One other thing - Becker and Fagan love tight rhythms and are big fans of drum machines (often augmented by human drummers). 2AN uses drum machines on almost every cut. Gaucho, Nightfly, and Kamakiriad also use them extensively. I need to listen to Morph again to see if this is the case here. Drum machine snares tend to be pretty bright and might account for your perception.
I am a lonnnngggg time Dan fan, and I haven't cared much for the recording of the past two. The snare is just the start.
Not to hijack, but I'll bet most of you would like Steve Winwood's recent "About Time" on SCI Fidelity. I have turned many Audiophile heads with this one!
ghostrider - the Dan don't use drum machines but they do sometimes sample the drum track and get it right on the millisecond (Gaucho had Werlin a prototype drum machine on in and so did Walt's solo, but not those you mentioned)

24phun - yes that Winwood album is killer, I saw him perform that and old traffic last year, great show
Audiotomb, I politely beg to differ. Automated drum tracks are all over the later Steely Dan works. One example that's really easy to hear is towards the end of the final vamp on "West of Hollywood" on 2AN. You can hear the unmistakable sound of an automated drum track playing solo for the last few bars after the musicians drop out.

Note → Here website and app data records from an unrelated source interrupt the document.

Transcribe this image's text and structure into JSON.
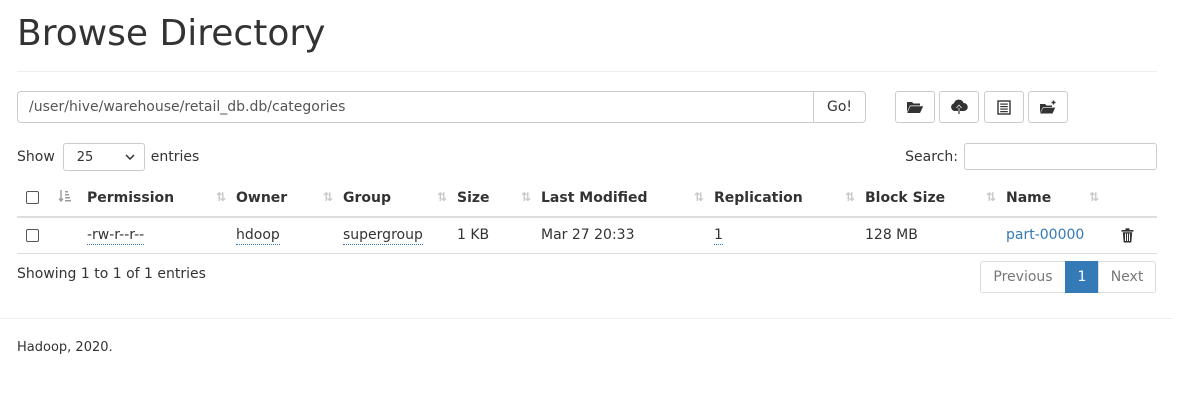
{
  "page": {
    "title": "Browse Directory"
  },
  "path_bar": {
    "value": "/user/hive/warehouse/retail_db.db/categories",
    "go_label": "Go!"
  },
  "toolbar": {
    "icons": [
      "folder-open-icon",
      "upload-icon",
      "list-icon",
      "new-folder-icon"
    ]
  },
  "length": {
    "show_label": "Show",
    "value": "25",
    "entries_label": "entries"
  },
  "search": {
    "label": "Search:",
    "value": ""
  },
  "table": {
    "columns": [
      "Permission",
      "Owner",
      "Group",
      "Size",
      "Last Modified",
      "Replication",
      "Block Size",
      "Name"
    ],
    "rows": [
      {
        "permission": "-rw-r--r--",
        "owner": "hdoop",
        "group": "supergroup",
        "size": "1 KB",
        "last_modified": "Mar 27 20:33",
        "replication": "1",
        "block_size": "128 MB",
        "name": "part-00000"
      }
    ]
  },
  "info": {
    "text": "Showing 1 to 1 of 1 entries"
  },
  "pagination": {
    "previous": "Previous",
    "current": "1",
    "next": "Next"
  },
  "footer": {
    "text": "Hadoop, 2020."
  },
  "colors": {
    "link": "#337ab7",
    "border": "#dddddd",
    "text": "#333333"
  }
}
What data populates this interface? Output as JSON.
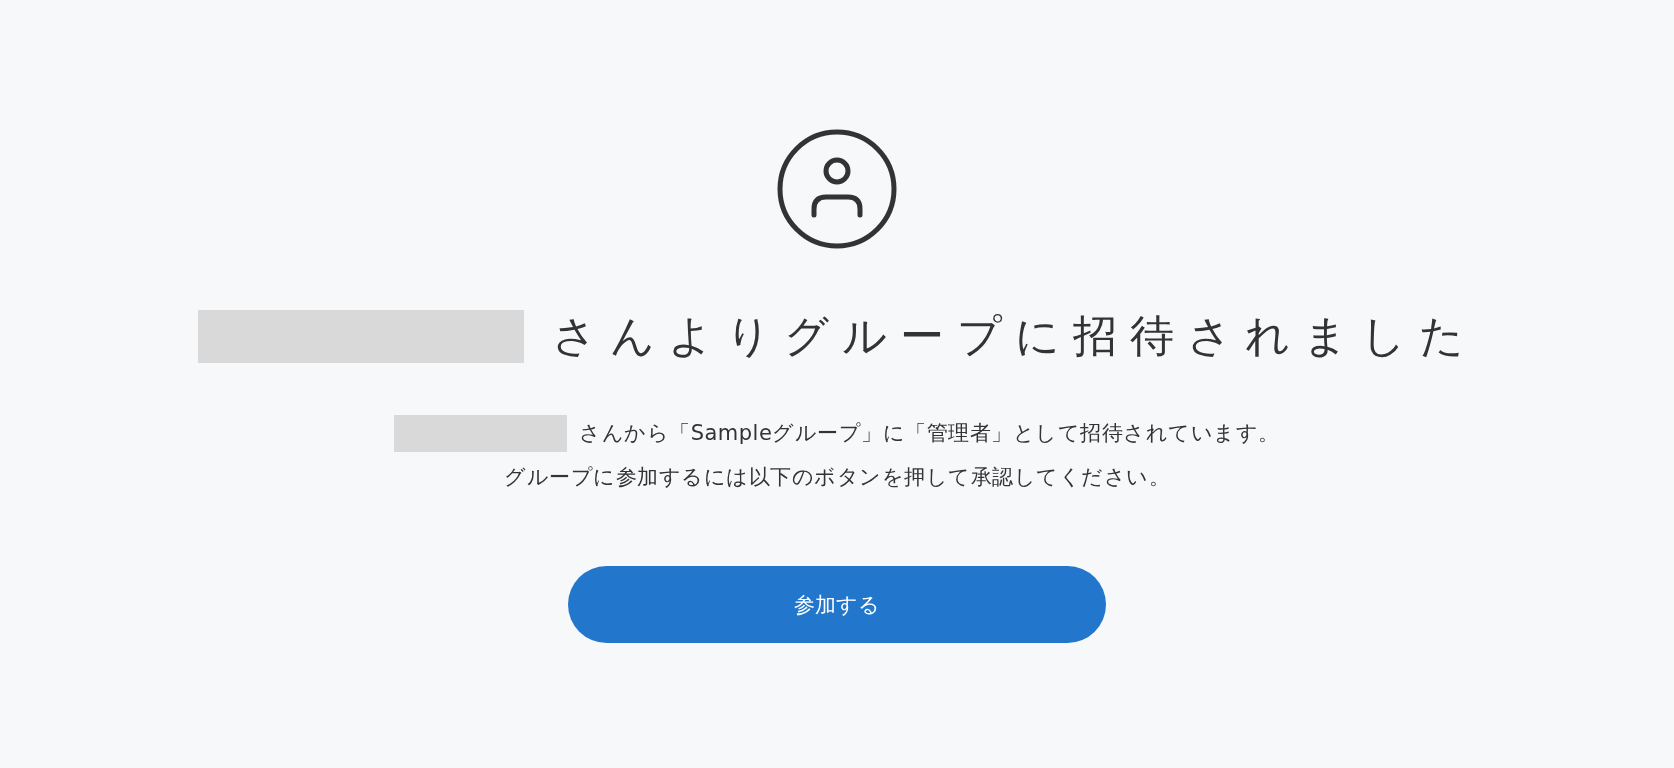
{
  "heading": {
    "text": "さんよりグループに招待されました"
  },
  "message": {
    "line_1": "さんから「Sampleグループ」に「管理者」として招待されています。",
    "line_2": "グループに参加するには以下のボタンを押して承認してください。"
  },
  "button": {
    "label": "参加する"
  }
}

In a recent issue of Recording magazine they had an interview with Keith Carlock about recording "Morph the Cat". He states that Fagen distributes a demo track for each song to the musicians a few days before the recording session. The demo is either a DAT or CDR with Fagen doing all the parts via computer software. Carlock says he's expected to humanize the computer generated drum parts. He also says that Fagen is open to the musicians' input, but that he has a strong sense of what he wants before the session starts and is quick to say what he doesn't like. In an article sidebar the recording engineering says that the drums were minimally processed during tracking to 2" analog tape which was then transferred to ProTools for mixing and song assembling.